DESCRIPTION OF THE TASK: Bring together copies of the lines in the data below that contain the word "this".

(Page and application data records)
::::

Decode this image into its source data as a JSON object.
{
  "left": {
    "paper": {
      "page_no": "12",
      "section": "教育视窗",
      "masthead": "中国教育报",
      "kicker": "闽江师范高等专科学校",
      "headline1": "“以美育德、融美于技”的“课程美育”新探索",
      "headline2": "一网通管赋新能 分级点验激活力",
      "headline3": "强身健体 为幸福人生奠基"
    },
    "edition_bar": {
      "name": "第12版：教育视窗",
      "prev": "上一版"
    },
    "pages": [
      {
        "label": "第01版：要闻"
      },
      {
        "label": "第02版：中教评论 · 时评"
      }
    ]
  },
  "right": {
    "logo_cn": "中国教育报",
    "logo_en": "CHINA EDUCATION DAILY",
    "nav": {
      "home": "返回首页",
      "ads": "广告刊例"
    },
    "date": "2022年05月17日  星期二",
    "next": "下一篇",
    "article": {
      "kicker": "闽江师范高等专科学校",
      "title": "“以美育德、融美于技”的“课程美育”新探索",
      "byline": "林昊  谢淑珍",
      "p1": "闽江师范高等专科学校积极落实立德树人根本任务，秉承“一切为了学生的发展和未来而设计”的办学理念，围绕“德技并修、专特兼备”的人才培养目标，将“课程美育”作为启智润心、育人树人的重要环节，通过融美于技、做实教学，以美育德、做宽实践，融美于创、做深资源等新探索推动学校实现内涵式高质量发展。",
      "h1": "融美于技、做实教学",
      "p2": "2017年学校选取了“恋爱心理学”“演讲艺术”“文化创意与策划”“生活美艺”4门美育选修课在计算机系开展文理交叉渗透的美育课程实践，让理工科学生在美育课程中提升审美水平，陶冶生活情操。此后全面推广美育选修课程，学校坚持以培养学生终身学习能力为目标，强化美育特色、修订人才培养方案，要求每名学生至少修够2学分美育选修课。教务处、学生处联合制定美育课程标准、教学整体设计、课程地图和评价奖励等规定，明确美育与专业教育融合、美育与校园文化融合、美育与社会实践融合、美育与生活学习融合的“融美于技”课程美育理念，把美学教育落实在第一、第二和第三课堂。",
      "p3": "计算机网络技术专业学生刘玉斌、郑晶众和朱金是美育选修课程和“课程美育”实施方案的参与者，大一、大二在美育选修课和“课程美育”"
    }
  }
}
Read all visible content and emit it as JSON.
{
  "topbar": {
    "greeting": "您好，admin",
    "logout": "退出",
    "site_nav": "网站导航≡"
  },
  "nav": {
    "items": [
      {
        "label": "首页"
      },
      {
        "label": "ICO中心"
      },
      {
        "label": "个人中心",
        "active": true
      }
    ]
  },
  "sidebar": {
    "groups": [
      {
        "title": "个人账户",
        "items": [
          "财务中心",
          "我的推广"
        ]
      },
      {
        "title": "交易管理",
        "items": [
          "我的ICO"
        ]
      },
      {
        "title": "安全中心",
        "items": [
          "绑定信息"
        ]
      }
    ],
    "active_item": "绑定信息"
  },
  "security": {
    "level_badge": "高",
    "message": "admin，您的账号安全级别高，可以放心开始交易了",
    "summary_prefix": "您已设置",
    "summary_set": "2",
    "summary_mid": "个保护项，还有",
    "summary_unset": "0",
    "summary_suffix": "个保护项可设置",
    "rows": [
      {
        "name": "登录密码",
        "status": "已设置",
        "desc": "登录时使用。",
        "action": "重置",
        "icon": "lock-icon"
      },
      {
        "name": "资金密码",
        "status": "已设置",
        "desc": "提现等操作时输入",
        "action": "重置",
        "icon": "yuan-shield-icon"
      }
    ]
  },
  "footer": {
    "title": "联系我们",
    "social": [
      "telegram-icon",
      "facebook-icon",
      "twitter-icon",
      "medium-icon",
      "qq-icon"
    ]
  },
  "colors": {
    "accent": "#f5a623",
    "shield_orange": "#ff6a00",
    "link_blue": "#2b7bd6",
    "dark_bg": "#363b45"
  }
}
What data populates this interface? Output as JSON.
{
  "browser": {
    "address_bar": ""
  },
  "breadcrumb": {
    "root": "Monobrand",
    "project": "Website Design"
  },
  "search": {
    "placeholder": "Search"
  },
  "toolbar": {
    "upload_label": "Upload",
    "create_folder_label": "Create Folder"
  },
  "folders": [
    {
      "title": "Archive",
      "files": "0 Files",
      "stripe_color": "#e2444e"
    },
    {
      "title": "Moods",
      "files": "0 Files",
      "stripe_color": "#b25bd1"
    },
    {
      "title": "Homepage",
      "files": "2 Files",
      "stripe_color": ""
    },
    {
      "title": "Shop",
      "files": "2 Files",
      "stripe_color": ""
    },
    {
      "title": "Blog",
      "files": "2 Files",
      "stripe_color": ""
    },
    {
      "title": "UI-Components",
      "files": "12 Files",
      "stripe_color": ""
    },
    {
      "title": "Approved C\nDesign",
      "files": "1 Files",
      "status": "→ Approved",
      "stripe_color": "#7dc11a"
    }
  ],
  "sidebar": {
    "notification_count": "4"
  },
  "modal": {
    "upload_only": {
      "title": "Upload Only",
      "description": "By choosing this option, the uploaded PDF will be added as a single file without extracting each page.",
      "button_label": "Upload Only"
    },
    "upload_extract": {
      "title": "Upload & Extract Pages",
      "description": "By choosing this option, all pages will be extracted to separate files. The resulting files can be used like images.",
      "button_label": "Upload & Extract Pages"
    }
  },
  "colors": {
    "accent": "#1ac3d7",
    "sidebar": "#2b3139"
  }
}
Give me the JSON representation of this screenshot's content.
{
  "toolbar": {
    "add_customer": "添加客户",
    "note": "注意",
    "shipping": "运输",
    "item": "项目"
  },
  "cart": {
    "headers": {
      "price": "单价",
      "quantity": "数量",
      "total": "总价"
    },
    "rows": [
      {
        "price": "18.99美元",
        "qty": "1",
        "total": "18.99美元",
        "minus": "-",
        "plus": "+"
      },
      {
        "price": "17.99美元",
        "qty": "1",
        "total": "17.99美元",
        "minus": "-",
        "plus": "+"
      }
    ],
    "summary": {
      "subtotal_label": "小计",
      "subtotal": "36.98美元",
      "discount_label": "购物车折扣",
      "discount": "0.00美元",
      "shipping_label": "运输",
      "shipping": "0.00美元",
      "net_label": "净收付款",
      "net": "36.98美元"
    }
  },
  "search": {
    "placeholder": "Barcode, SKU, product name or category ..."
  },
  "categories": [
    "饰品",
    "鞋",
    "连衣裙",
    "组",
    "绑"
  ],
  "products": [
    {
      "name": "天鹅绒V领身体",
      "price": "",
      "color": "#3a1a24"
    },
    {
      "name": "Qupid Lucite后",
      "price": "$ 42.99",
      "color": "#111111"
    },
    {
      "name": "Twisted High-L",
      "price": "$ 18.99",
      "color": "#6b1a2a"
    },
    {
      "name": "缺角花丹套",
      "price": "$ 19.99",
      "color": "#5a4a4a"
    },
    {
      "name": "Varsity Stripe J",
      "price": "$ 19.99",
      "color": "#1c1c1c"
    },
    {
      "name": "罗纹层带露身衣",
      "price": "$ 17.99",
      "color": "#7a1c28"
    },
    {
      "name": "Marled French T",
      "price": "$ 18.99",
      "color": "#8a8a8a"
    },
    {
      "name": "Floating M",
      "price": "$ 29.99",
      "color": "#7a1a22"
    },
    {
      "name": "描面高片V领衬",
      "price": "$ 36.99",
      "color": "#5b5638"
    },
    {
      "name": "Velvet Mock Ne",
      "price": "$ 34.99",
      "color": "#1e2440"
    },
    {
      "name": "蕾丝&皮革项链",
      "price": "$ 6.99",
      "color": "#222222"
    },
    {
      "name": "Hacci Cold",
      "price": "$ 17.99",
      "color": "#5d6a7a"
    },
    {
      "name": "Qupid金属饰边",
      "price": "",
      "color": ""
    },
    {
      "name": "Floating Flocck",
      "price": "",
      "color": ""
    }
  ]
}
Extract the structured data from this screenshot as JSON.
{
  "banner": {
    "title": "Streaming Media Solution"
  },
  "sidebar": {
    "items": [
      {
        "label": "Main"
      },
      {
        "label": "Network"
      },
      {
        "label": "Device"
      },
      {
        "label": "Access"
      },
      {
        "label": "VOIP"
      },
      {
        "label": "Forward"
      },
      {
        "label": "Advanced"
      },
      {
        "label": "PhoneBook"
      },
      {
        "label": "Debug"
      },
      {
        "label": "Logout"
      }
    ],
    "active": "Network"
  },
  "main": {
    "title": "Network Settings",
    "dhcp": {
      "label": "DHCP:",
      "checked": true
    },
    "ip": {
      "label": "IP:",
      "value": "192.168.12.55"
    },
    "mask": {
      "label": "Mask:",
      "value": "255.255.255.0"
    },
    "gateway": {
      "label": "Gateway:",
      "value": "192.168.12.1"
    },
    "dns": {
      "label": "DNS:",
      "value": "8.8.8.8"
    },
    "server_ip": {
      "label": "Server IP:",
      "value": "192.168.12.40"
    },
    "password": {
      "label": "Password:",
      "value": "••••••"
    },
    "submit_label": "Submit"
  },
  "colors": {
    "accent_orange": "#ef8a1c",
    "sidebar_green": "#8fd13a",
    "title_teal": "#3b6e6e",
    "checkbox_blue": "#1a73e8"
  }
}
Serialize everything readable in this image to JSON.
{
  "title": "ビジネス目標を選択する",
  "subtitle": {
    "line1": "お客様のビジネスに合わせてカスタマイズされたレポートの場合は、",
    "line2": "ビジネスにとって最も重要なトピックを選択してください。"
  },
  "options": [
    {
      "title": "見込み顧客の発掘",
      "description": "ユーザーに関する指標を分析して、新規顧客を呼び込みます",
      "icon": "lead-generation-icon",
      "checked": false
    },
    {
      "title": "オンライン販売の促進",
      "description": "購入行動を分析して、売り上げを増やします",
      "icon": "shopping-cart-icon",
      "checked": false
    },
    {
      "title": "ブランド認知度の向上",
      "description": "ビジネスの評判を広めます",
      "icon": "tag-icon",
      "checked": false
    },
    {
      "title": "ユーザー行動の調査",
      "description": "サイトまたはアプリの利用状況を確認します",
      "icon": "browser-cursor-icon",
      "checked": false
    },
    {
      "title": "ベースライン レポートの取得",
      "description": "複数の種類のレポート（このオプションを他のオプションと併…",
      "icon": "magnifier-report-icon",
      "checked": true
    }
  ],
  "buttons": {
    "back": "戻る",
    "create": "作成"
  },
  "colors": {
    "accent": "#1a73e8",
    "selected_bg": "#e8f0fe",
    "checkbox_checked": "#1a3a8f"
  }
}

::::

ANSWER:
Decode this image into its source data as a JSON object.
What data populates this interface? Output as JSON.
      "description": "By choosing this option, the uploaded PDF will be added as a single file without extracting each page.",
      "description": "By choosing this option, all pages will be extracted to separate files. The resulting files can be used like images.",
Give me the JSON representation of this screenshot's content.
Extract the structured data from this screenshot as JSON.
Serialize everything readable in this image to JSON.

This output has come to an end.